## Task statement
Pull out every line below that holds the word "General".

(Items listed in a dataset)
"""

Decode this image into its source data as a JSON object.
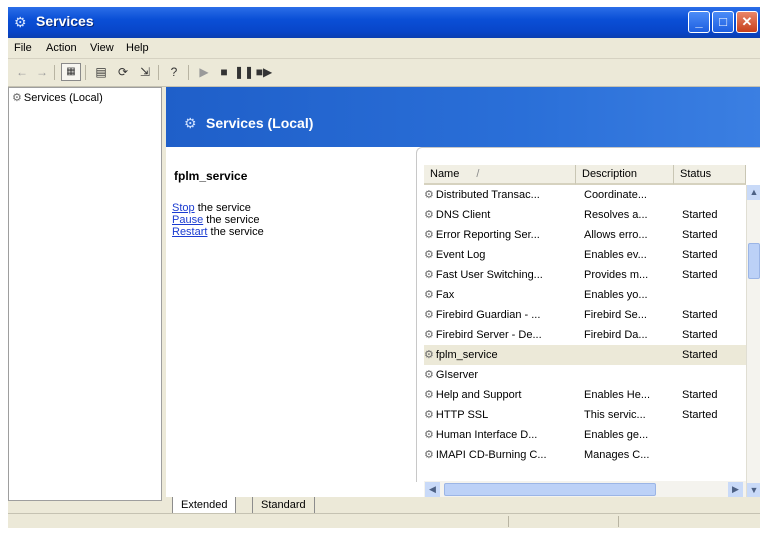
{
  "window": {
    "title": "Services",
    "icon": "gear-icon"
  },
  "title_buttons": {
    "minimize": "_",
    "maximize": "□",
    "close": "✕"
  },
  "menu": [
    "File",
    "Action",
    "View",
    "Help"
  ],
  "toolbar": {
    "icons": [
      "back-arrow-icon",
      "forward-arrow-icon",
      "show-hide-tree-icon",
      "properties-icon",
      "refresh-icon",
      "export-list-icon",
      "help-icon",
      "start-service-icon",
      "stop-service-icon",
      "pause-service-icon",
      "restart-service-icon"
    ]
  },
  "tree": {
    "root_label": "Services (Local)"
  },
  "header": {
    "title": "Services (Local)"
  },
  "description": {
    "service_name": "fplm_service",
    "actions": [
      {
        "link": "Stop",
        "rest": " the service"
      },
      {
        "link": "Pause",
        "rest": " the service"
      },
      {
        "link": "Restart",
        "rest": " the service"
      }
    ]
  },
  "table": {
    "columns": [
      "Name",
      "Description",
      "Status"
    ],
    "sort_indicator": "/",
    "rows": [
      {
        "name": "Distributed Transac...",
        "description": "Coordinate...",
        "status": ""
      },
      {
        "name": "DNS Client",
        "description": "Resolves a...",
        "status": "Started"
      },
      {
        "name": "Error Reporting Ser...",
        "description": "Allows erro...",
        "status": "Started"
      },
      {
        "name": "Event Log",
        "description": "Enables ev...",
        "status": "Started"
      },
      {
        "name": "Fast User Switching...",
        "description": "Provides m...",
        "status": "Started"
      },
      {
        "name": "Fax",
        "description": "Enables yo...",
        "status": ""
      },
      {
        "name": "Firebird Guardian - ...",
        "description": "Firebird Se...",
        "status": "Started"
      },
      {
        "name": "Firebird Server - De...",
        "description": "Firebird Da...",
        "status": "Started"
      },
      {
        "name": "fplm_service",
        "description": "",
        "status": "Started",
        "selected": true
      },
      {
        "name": "GIserver",
        "description": "",
        "status": ""
      },
      {
        "name": "Help and Support",
        "description": "Enables He...",
        "status": "Started"
      },
      {
        "name": "HTTP SSL",
        "description": "This servic...",
        "status": "Started"
      },
      {
        "name": "Human Interface D...",
        "description": "Enables ge...",
        "status": ""
      },
      {
        "name": "IMAPI CD-Burning C...",
        "description": "Manages C...",
        "status": ""
      }
    ]
  },
  "tabs": [
    "Extended",
    "Standard"
  ],
  "active_tab": "Extended"
}
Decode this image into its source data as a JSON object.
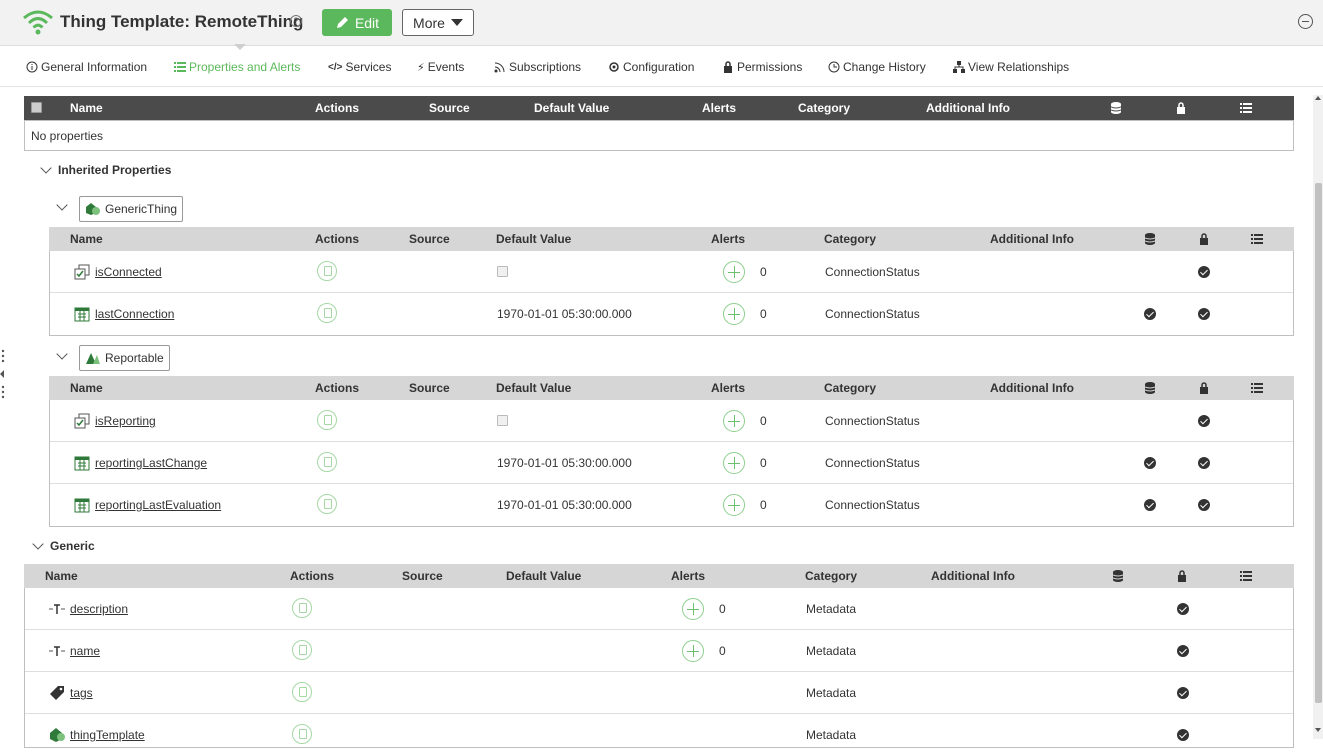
{
  "header": {
    "title": "Thing Template: RemoteThing",
    "help_glyph": "?",
    "edit_label": "Edit",
    "more_label": "More",
    "accent_color": "#5cb85c"
  },
  "tabs": [
    {
      "label": "General Information",
      "icon": "info-icon"
    },
    {
      "label": "Properties and Alerts",
      "icon": "list-icon",
      "active": true
    },
    {
      "label": "Services",
      "icon": "code-icon"
    },
    {
      "label": "Events",
      "icon": "bolt-icon"
    },
    {
      "label": "Subscriptions",
      "icon": "rss-icon"
    },
    {
      "label": "Configuration",
      "icon": "gear-icon"
    },
    {
      "label": "Permissions",
      "icon": "lock-icon"
    },
    {
      "label": "Change History",
      "icon": "clock-icon"
    },
    {
      "label": "View Relationships",
      "icon": "hierarchy-icon"
    }
  ],
  "columns": {
    "name": "Name",
    "actions": "Actions",
    "source": "Source",
    "default_value": "Default Value",
    "alerts": "Alerts",
    "category": "Category",
    "additional_info": "Additional Info"
  },
  "own_properties": {
    "empty_text": "No properties"
  },
  "inherited": {
    "title": "Inherited Properties",
    "groups": [
      {
        "name": "GenericThing",
        "rows": [
          {
            "name": "isConnected",
            "type_icon": "boolean-icon",
            "default": "",
            "default_checkbox": true,
            "alerts": "0",
            "category": "ConnectionStatus",
            "persistent": false,
            "read_only": true
          },
          {
            "name": "lastConnection",
            "type_icon": "datetime-icon",
            "default": "1970-01-01 05:30:00.000",
            "alerts": "0",
            "category": "ConnectionStatus",
            "persistent": true,
            "read_only": true
          }
        ]
      },
      {
        "name": "Reportable",
        "rows": [
          {
            "name": "isReporting",
            "type_icon": "boolean-icon",
            "default": "",
            "default_checkbox": true,
            "alerts": "0",
            "category": "ConnectionStatus",
            "persistent": false,
            "read_only": true
          },
          {
            "name": "reportingLastChange",
            "type_icon": "datetime-icon",
            "default": "1970-01-01 05:30:00.000",
            "alerts": "0",
            "category": "ConnectionStatus",
            "persistent": true,
            "read_only": true
          },
          {
            "name": "reportingLastEvaluation",
            "type_icon": "datetime-icon",
            "default": "1970-01-01 05:30:00.000",
            "alerts": "0",
            "category": "ConnectionStatus",
            "persistent": true,
            "read_only": true
          }
        ]
      }
    ]
  },
  "generic": {
    "title": "Generic",
    "rows": [
      {
        "name": "description",
        "type_icon": "string-icon",
        "alerts": "0",
        "category": "Metadata",
        "read_only": true
      },
      {
        "name": "name",
        "type_icon": "string-icon",
        "alerts": "0",
        "category": "Metadata",
        "read_only": true
      },
      {
        "name": "tags",
        "type_icon": "tag-icon",
        "alerts": "",
        "category": "Metadata",
        "read_only": true
      },
      {
        "name": "thingTemplate",
        "type_icon": "thingtemplate-icon",
        "alerts": "",
        "category": "Metadata",
        "read_only": true
      }
    ]
  }
}
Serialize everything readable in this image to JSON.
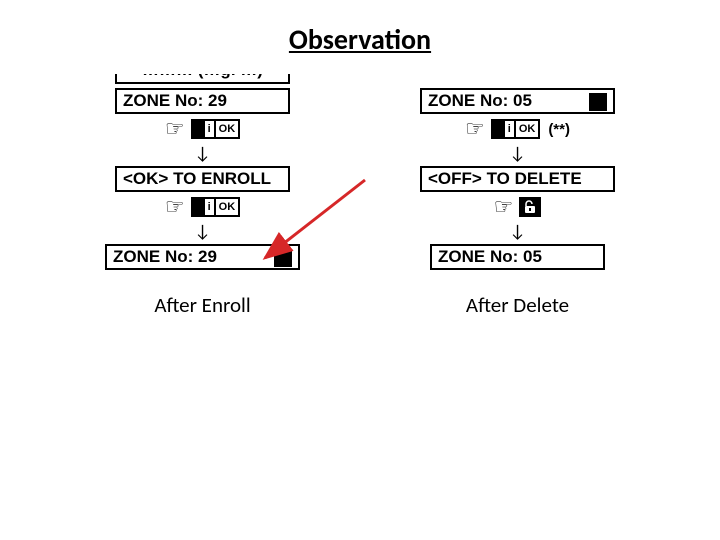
{
  "title": "Observation",
  "left": {
    "cropped_text": "……… (…g. …)",
    "zone1": "ZONE No: 29",
    "ok_icon_i": "i",
    "ok_icon_ok": "OK",
    "prompt": "<OK> TO ENROLL",
    "zone2": "ZONE No: 29",
    "caption": "After Enroll"
  },
  "right": {
    "partial_top": "",
    "zone1": "ZONE No: 05",
    "ok_icon_i": "i",
    "ok_icon_ok": "OK",
    "asterisks": "(**)",
    "prompt": "<OFF> TO DELETE",
    "lock_icon_name": "unlock-icon",
    "zone2": "ZONE No: 05",
    "caption": "After Delete"
  }
}
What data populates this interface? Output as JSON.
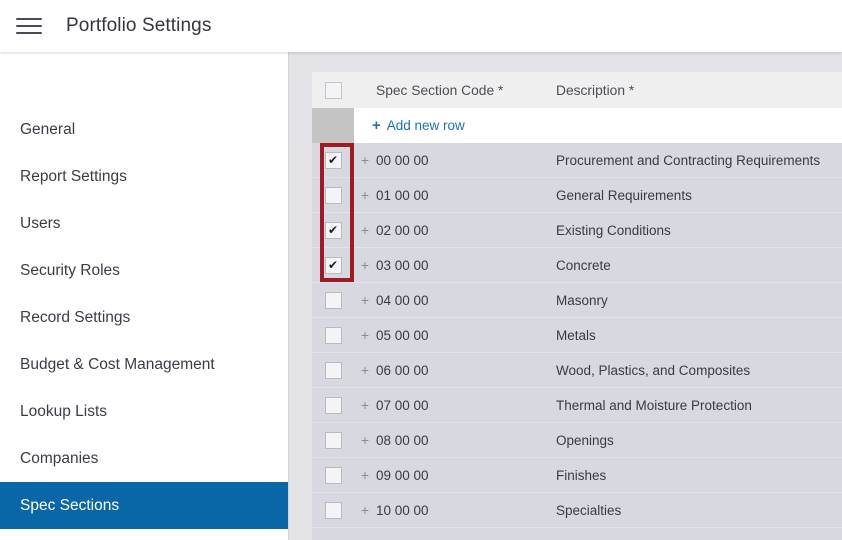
{
  "window": {
    "title": "Portfolio Settings",
    "menu_icon": "hamburger-icon"
  },
  "theme": {
    "accent_blue": "#0a67a7",
    "link_blue": "#1b72b8",
    "focus_red": "#9c1b25",
    "row_bg": "#d8d8e0",
    "header_bg": "#efefef"
  },
  "sidebar": {
    "items": [
      {
        "label": "General",
        "active": false
      },
      {
        "label": "Report Settings",
        "active": false
      },
      {
        "label": "Users",
        "active": false
      },
      {
        "label": "Security Roles",
        "active": false
      },
      {
        "label": "Record Settings",
        "active": false
      },
      {
        "label": "Budget & Cost Management",
        "active": false
      },
      {
        "label": "Lookup Lists",
        "active": false
      },
      {
        "label": "Companies",
        "active": false
      },
      {
        "label": "Spec Sections",
        "active": true
      }
    ]
  },
  "grid": {
    "columns": {
      "code": "Spec Section Code *",
      "description": "Description *"
    },
    "select_all_checked": false,
    "add_new_row_label": "Add new row",
    "add_new_row_plus": "+",
    "expand_icon": "+",
    "rows": [
      {
        "checked": true,
        "code": "00 00 00",
        "description": "Procurement and Contracting Requirements"
      },
      {
        "checked": false,
        "code": "01 00 00",
        "description": "General Requirements"
      },
      {
        "checked": true,
        "code": "02 00 00",
        "description": "Existing Conditions"
      },
      {
        "checked": true,
        "code": "03 00 00",
        "description": "Concrete"
      },
      {
        "checked": false,
        "code": "04 00 00",
        "description": "Masonry"
      },
      {
        "checked": false,
        "code": "05 00 00",
        "description": "Metals"
      },
      {
        "checked": false,
        "code": "06 00 00",
        "description": "Wood, Plastics, and Composites"
      },
      {
        "checked": false,
        "code": "07 00 00",
        "description": "Thermal and Moisture Protection"
      },
      {
        "checked": false,
        "code": "08 00 00",
        "description": "Openings"
      },
      {
        "checked": false,
        "code": "09 00 00",
        "description": "Finishes"
      },
      {
        "checked": false,
        "code": "10 00 00",
        "description": "Specialties"
      }
    ]
  }
}
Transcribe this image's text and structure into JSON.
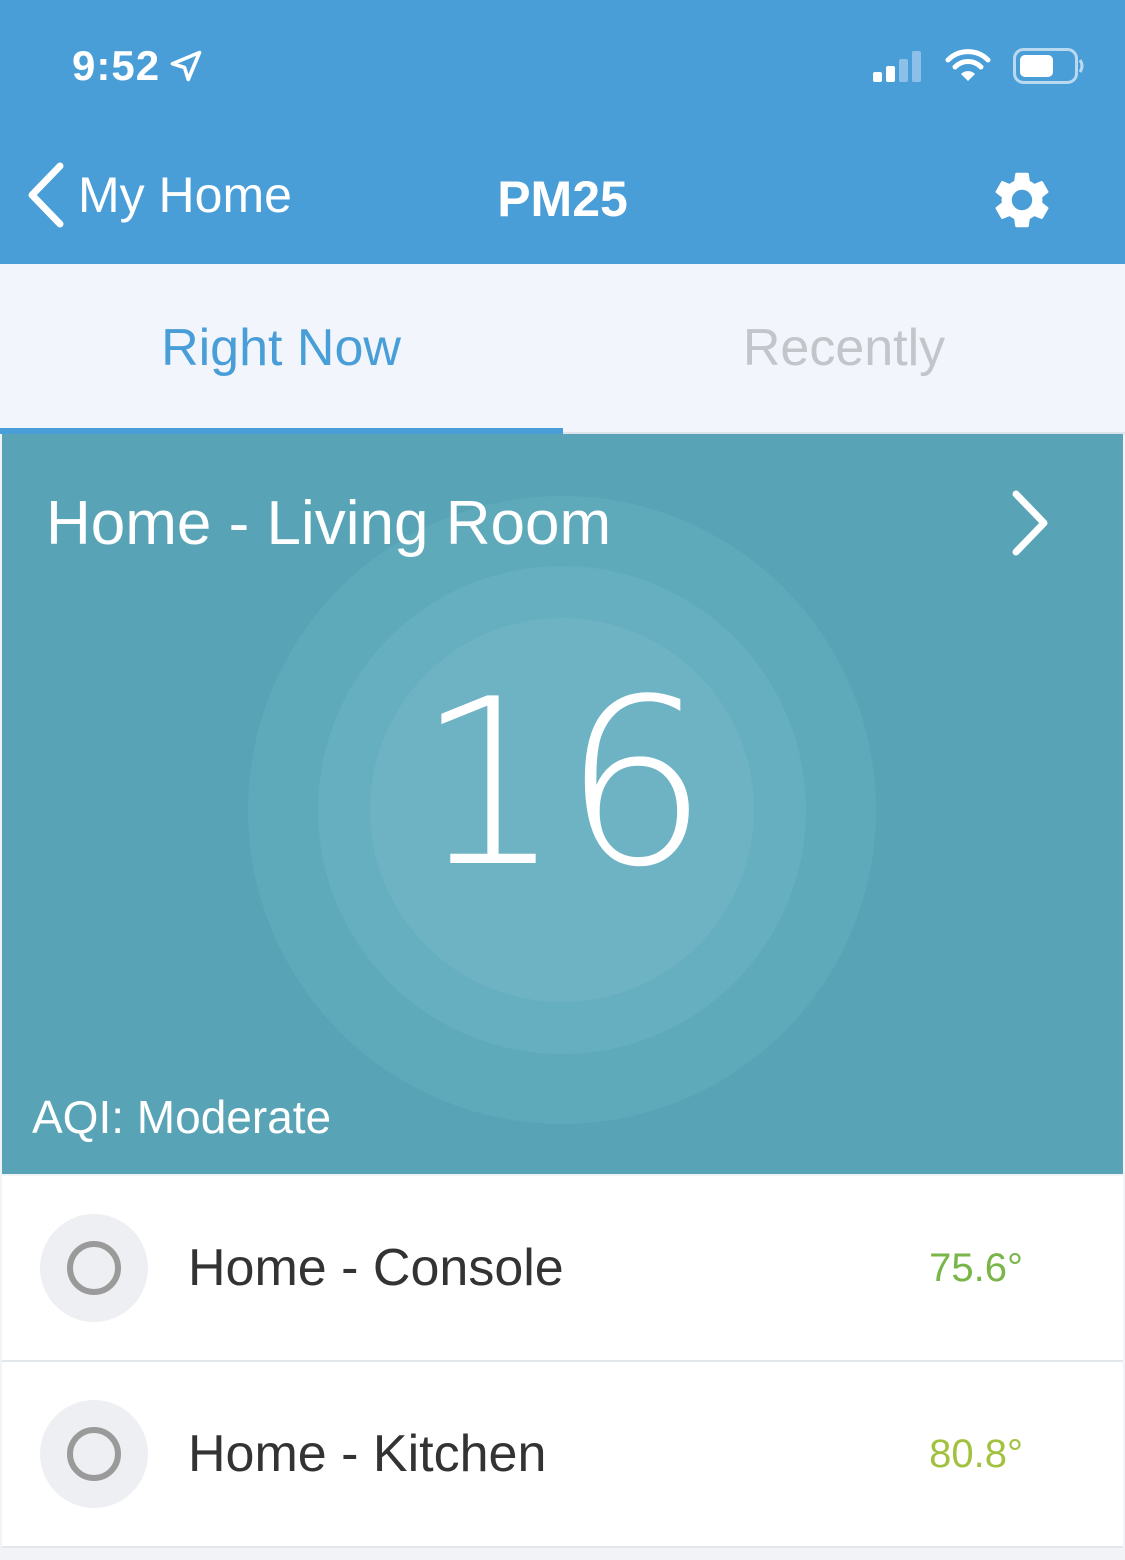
{
  "status_bar": {
    "time": "9:52"
  },
  "nav": {
    "back_label": "My Home",
    "title": "PM25"
  },
  "tabs": [
    {
      "label": "Right Now",
      "active": true
    },
    {
      "label": "Recently",
      "active": false
    }
  ],
  "hero": {
    "location": "Home - Living Room",
    "value": "16",
    "aqi": "AQI: Moderate",
    "background": "#58a4b6"
  },
  "sensors": [
    {
      "name": "Home - Console",
      "temp": "75.6°",
      "temp_color": "#79b548"
    },
    {
      "name": "Home - Kitchen",
      "temp": "80.8°",
      "temp_color": "#a2c23f"
    }
  ],
  "colors": {
    "accent": "#4a9ed7",
    "inactive_tab": "#c2c5ca"
  }
}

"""

## Answer space
      "label": "General Information",
        "label": "General",
        "description": "General Requirements"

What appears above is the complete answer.